Port of Dover Installs Secure Access Control

The harbor at Dover has been in constant use for cross-channel traffic since the Bronze Age, with a lighthouse built by the Romans still visible on the cliffs to the east of town. Dover Harbour Board was established by King James I in 1606 and is...


The harbor at Dover has been in constant use for cross-channel traffic since the Bronze Age, with a lighthouse built by the Romans still visible on the cliffs to the east of town. Dover Harbour Board was established by King James I in 1606 and is responsible for the administration, maintenance and improvement of the harbor at Dover.

As northern Europe's largest passenger ferry and cruise port, and one of the world's busiest drive-on, drive-off terminals, Dover now handles around 2.6 million cars, 14.7 million passengers, 1.8 million freight vehicles and some 19 million tons of freight per annum. It supports 6,700 jobs in port operations, processing and regulatory authorities and 3,000 jobs in indirect supplier businesses, and it has approximately 60,000 staff, all requiring access to port facilities throughout the year.

The Old System
One of the main points of entry into and exit from the United Kingdom, the Port of Dover requires an effective access control system to assist with border security. To this end it has two security zones: the restricted zone and the controlled zone. The restricted zone is an area within the docks next to the sea. People allowed within it are the travelling public, whose tickets for sailings act as passes, and staff working directly with ships or their cargo. The controlled zone is for office staff and others with legitimate business in the docks.

Passes are the primary means of access control, and these are presented to readers at the gates.
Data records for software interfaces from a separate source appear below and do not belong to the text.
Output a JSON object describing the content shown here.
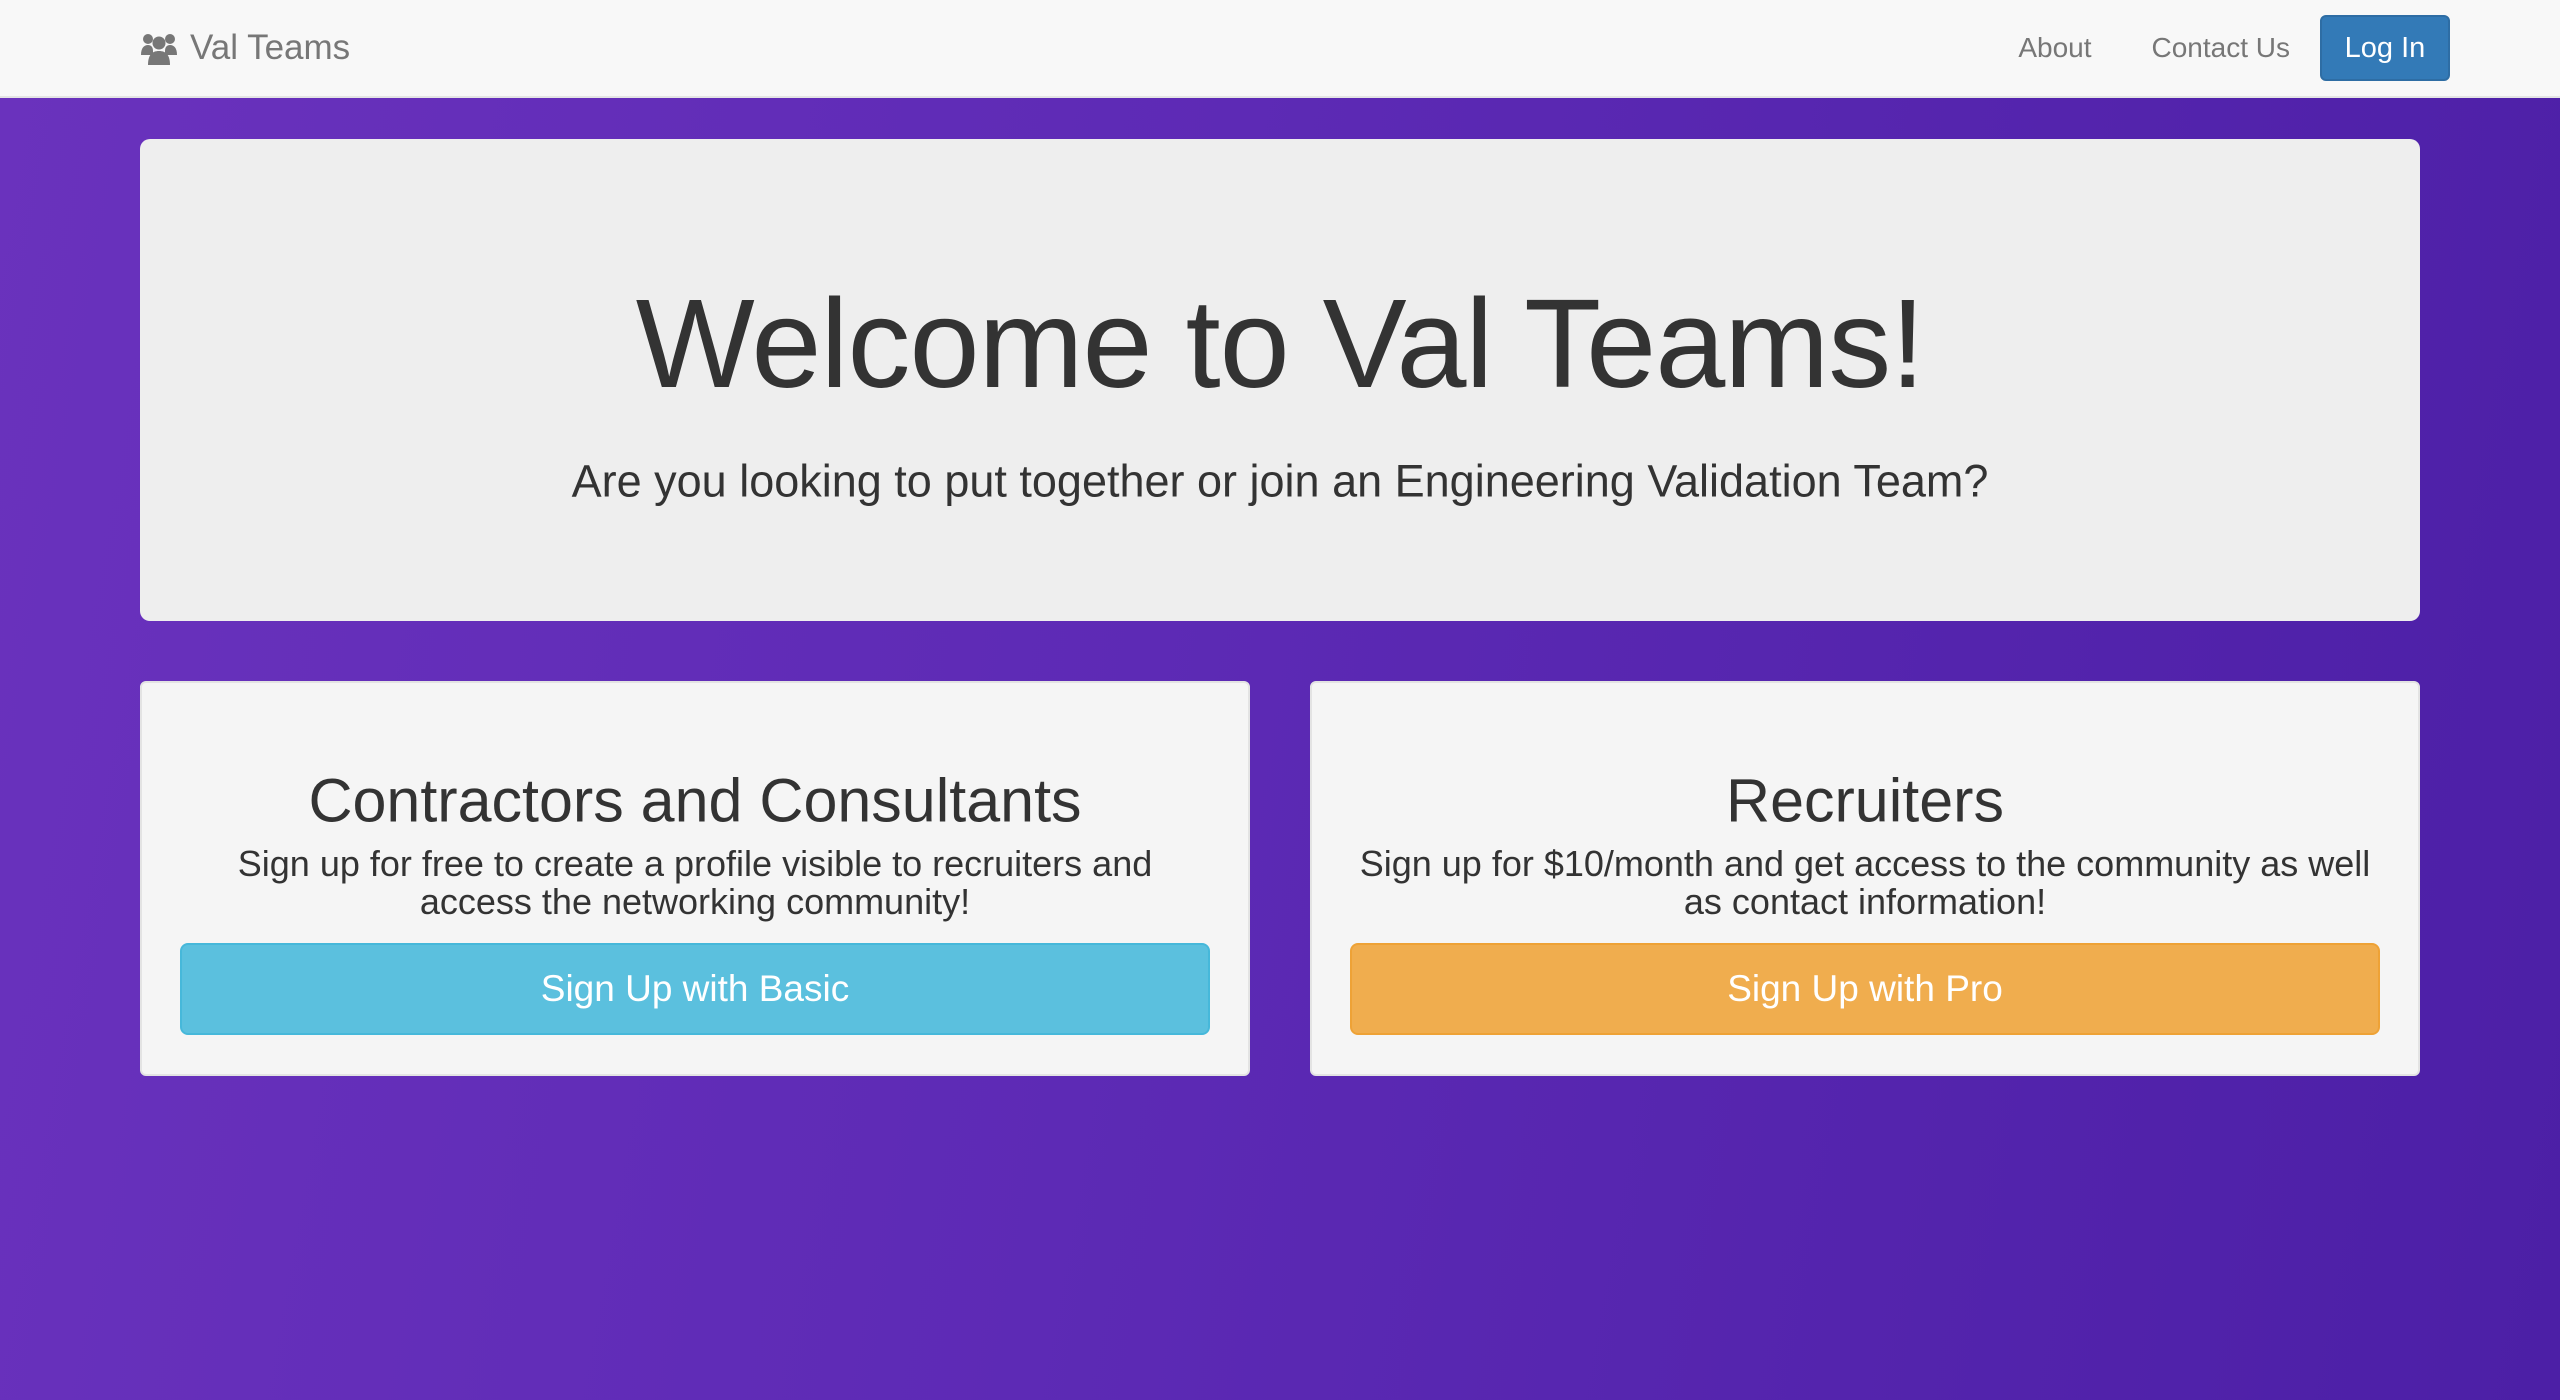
{
  "navbar": {
    "brand": {
      "icon": "users-icon",
      "label": "Val Teams"
    },
    "links": [
      {
        "label": "About"
      },
      {
        "label": "Contact Us"
      }
    ],
    "login_label": "Log In"
  },
  "hero": {
    "title": "Welcome to Val Teams!",
    "subtitle": "Are you looking to put together or join an Engineering Validation Team?"
  },
  "plans": [
    {
      "title": "Contractors and Consultants",
      "description": "Sign up for free to create a profile visible to recruiters and access the networking community!",
      "button_label": "Sign Up with Basic",
      "button_color": "#5bc0de"
    },
    {
      "title": "Recruiters",
      "description": "Sign up for $10/month and get access to the community as well as contact information!",
      "button_label": "Sign Up with Pro",
      "button_color": "#f0ad4e"
    }
  ],
  "colors": {
    "background_start": "#6a32bd",
    "background_end": "#4c1fa6",
    "primary": "#337ab7",
    "navbar_text": "#777777"
  }
}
The previous access control system was mostly built from off-the-shelf components, with the exception of the software required to operate the gate controllers. The system consisted of pedestrian turnstiles both full height and waist level, and swing-arm vehicle barriers triggered by reading a pass or by signals from transponders mounted on vehicles that are read as the vehicle passes over a loop in the road. In the offices there were magstripe readers and keypad locks. This technology was aging quickly, however. Some parts were getting hard to source, and the growing port now had additional security requirements. So the decision was taken to review the access control system.
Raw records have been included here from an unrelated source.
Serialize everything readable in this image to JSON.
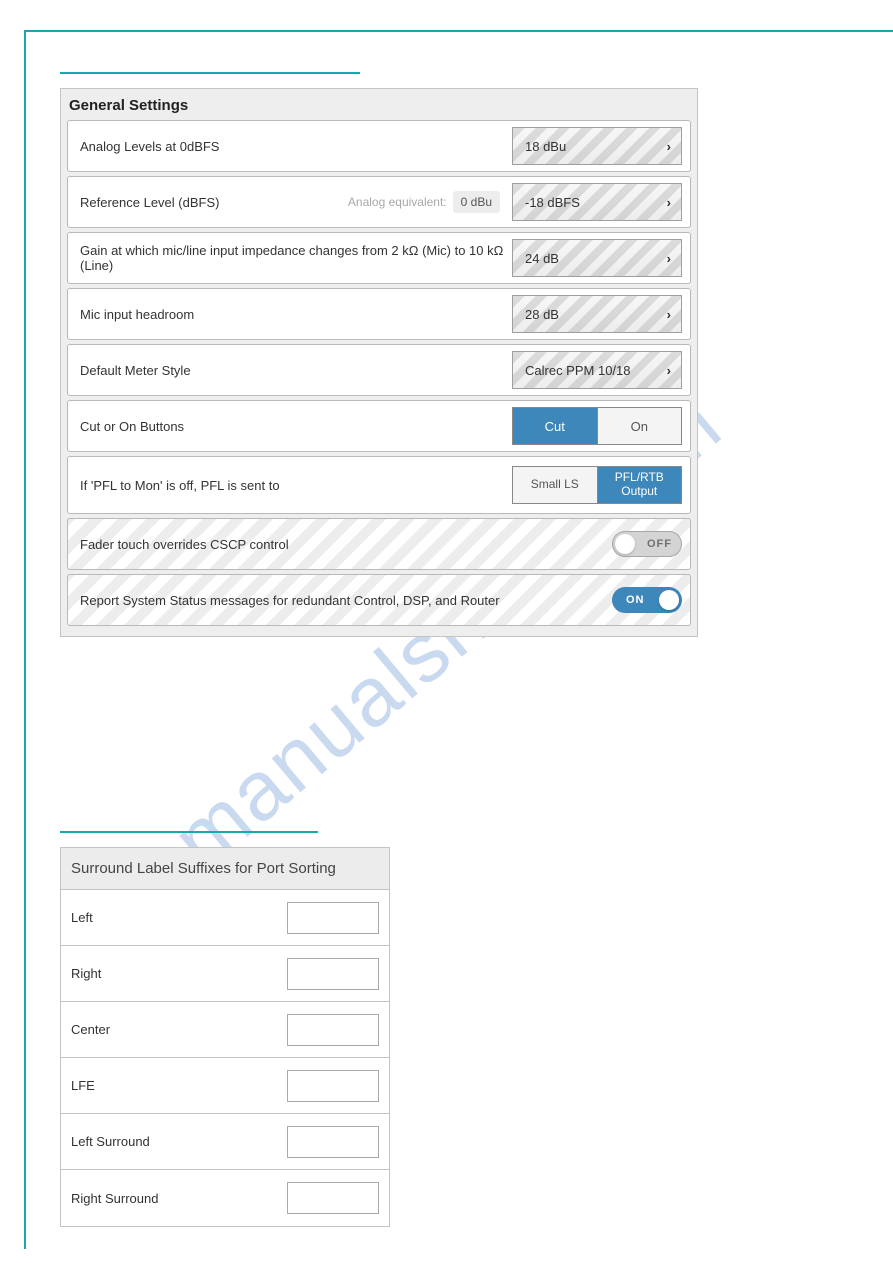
{
  "watermark": "manualshive.com",
  "general": {
    "title": "General Settings",
    "rows": {
      "analog_levels": {
        "label": "Analog Levels at 0dBFS",
        "value": "18 dBu"
      },
      "ref_level": {
        "label": "Reference Level (dBFS)",
        "analog_eq_label": "Analog equivalent:",
        "analog_eq_value": "0 dBu",
        "value": "-18 dBFS"
      },
      "gain_impedance": {
        "label": "Gain at which mic/line input impedance changes from 2 kΩ (Mic) to 10 kΩ (Line)",
        "value": "24 dB"
      },
      "mic_headroom": {
        "label": "Mic input headroom",
        "value": "28 dB"
      },
      "meter_style": {
        "label": "Default Meter Style",
        "value": "Calrec PPM 10/18"
      },
      "cut_on": {
        "label": "Cut or On Buttons",
        "opt_a": "Cut",
        "opt_b": "On"
      },
      "pfl": {
        "label": "If 'PFL to Mon' is off, PFL is sent to",
        "opt_a": "Small LS",
        "opt_b": "PFL/RTB Output"
      },
      "fader_cscp": {
        "label": "Fader touch overrides CSCP control",
        "state": "OFF"
      },
      "report_status": {
        "label": "Report System Status messages for redundant Control, DSP, and Router",
        "state": "ON"
      }
    }
  },
  "suffix": {
    "title": "Surround Label Suffixes for Port Sorting",
    "rows": [
      {
        "label": "Left"
      },
      {
        "label": "Right"
      },
      {
        "label": "Center"
      },
      {
        "label": "LFE"
      },
      {
        "label": "Left Surround"
      },
      {
        "label": "Right Surround"
      }
    ]
  }
}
A project team was appointed under the leadership of Nigel Shepherd, for Feasibility, and Debbie Lawther, for Implementation, which set about talking to people who used the system, the pass issuers and staff on the gates of the restricted zones, as well as to other stakeholders including ferry operators and statutory authorities who employ the staff who work in the port. The new system had to meet ICT technical standards, carry forward the good features of the old system and improve on them, whilst eliminating the more problematic aspects of the old system. Since most access readers were located outside, exposed to the elements, the first requirement was to minimize electro-mechanical components, which were expensive to maintain. The continual swiping of cards through the indoor readers was fast wearing out the cards, and the keypad door locks in the offices had become inconvenient. The security code was changed on a regular basis as the best available measure of security, but that meant visiting each door each time the code was changed. There were similar maintenance problems with the vehicle barriers and pedestrian turnstiles outside.

The Pass Office was responsible for all permanent passes under the old access system, but gate staff could also issue visitor passes, which could delay traffic. A primary requirement for the new system, therefore, was to centralize all pass issuing in one place.
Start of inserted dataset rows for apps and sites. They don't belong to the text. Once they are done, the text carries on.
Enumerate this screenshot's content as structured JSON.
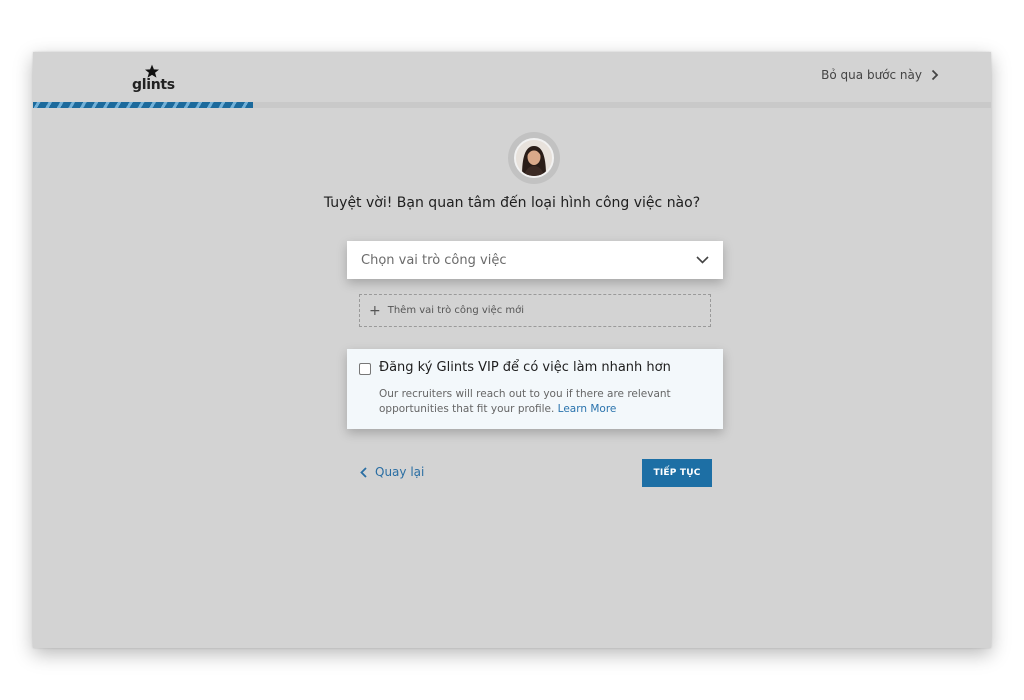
{
  "header": {
    "logo_text": "glints",
    "skip_label": "Bỏ qua bước này"
  },
  "progress": {
    "fraction": 0.23
  },
  "main": {
    "question": "Tuyệt vời! Bạn quan tâm đến loại hình công việc nào?",
    "role_select": {
      "placeholder": "Chọn vai trò công việc"
    },
    "add_role_label": "Thêm vai trò công việc mới",
    "vip": {
      "title": "Đăng ký Glints VIP để có việc làm nhanh hơn",
      "description": "Our recruiters will reach out to you if there are relevant opportunities that fit your profile.",
      "link_label": "Learn More",
      "checked": false
    },
    "back_label": "Quay lại",
    "continue_label": "TIẾP TỤC"
  },
  "colors": {
    "accent": "#1d6fa5",
    "link": "#2a73ad",
    "progress_stripe_dark": "#1c6a9c",
    "progress_stripe_light": "#73b1d8",
    "page_background": "#d3d3d3",
    "vip_card_background": "#f3f8fb"
  },
  "icons": {
    "logo": "star-icon",
    "skip": "chevron-right-icon",
    "select": "chevron-down-icon",
    "add": "plus-icon",
    "back": "chevron-left-icon"
  }
}
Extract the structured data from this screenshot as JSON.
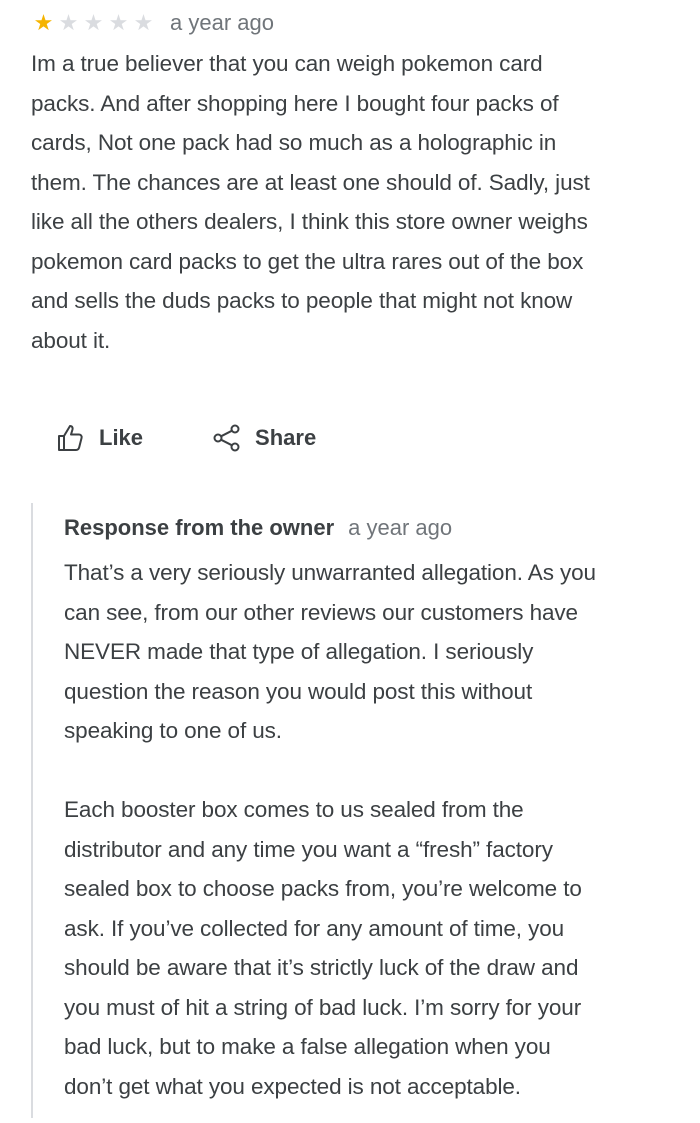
{
  "review": {
    "rating": 1,
    "max_rating": 5,
    "time": "a year ago",
    "text_lines": [
      "Im a true believer that you can weigh pokemon card",
      "packs. And after shopping here I bought four packs of",
      "cards, Not one pack had so much as a holographic in",
      "them. The chances are at least one should of. Sadly, just",
      "like all the others dealers, I think this store owner weighs",
      "pokemon card packs to get the ultra rares out of the box",
      "and sells the duds packs to people that might not know",
      "about it."
    ]
  },
  "actions": {
    "like_label": "Like",
    "like_icon": "thumbs-up-icon",
    "share_label": "Share",
    "share_icon": "share-icon"
  },
  "owner_response": {
    "title": "Response from the owner",
    "time": "a year ago",
    "paragraph1_lines": [
      "That’s a very seriously unwarranted allegation. As you",
      "can see, from our other reviews our customers have",
      "NEVER made that type of allegation. I seriously",
      "question the reason you would post this without",
      "speaking to one of us."
    ],
    "paragraph2_lines": [
      "Each booster box comes to us sealed from the",
      "distributor and any time you want a “fresh” factory",
      "sealed box to choose packs from, you’re welcome to",
      "ask. If you’ve collected for any amount of time, you",
      "should be aware that it’s strictly luck of the draw and",
      "you must of hit a string of bad luck. I’m sorry for your",
      "bad luck, but to make a false allegation when you",
      "don’t get what you expected is not acceptable."
    ]
  },
  "colors": {
    "star_filled": "#f5b400",
    "star_empty": "#dadce0",
    "text": "#3c4043",
    "muted": "#70757a"
  }
}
While the old permanent passes showed the image of the pass holder, the more than 48,000 visitor passes issued each year had no such image. They identified the holder as a legitimate visitor, but nothing more. The decision was taken to have pass holder images on all passes. Then there were freight and coach drivers, and drivers of regular supplier vehicles. These people make repeated visits to the port but do not qualify for permanent passes, so the port needed to find a better way of dealing with their access.

This content continues onto the next page...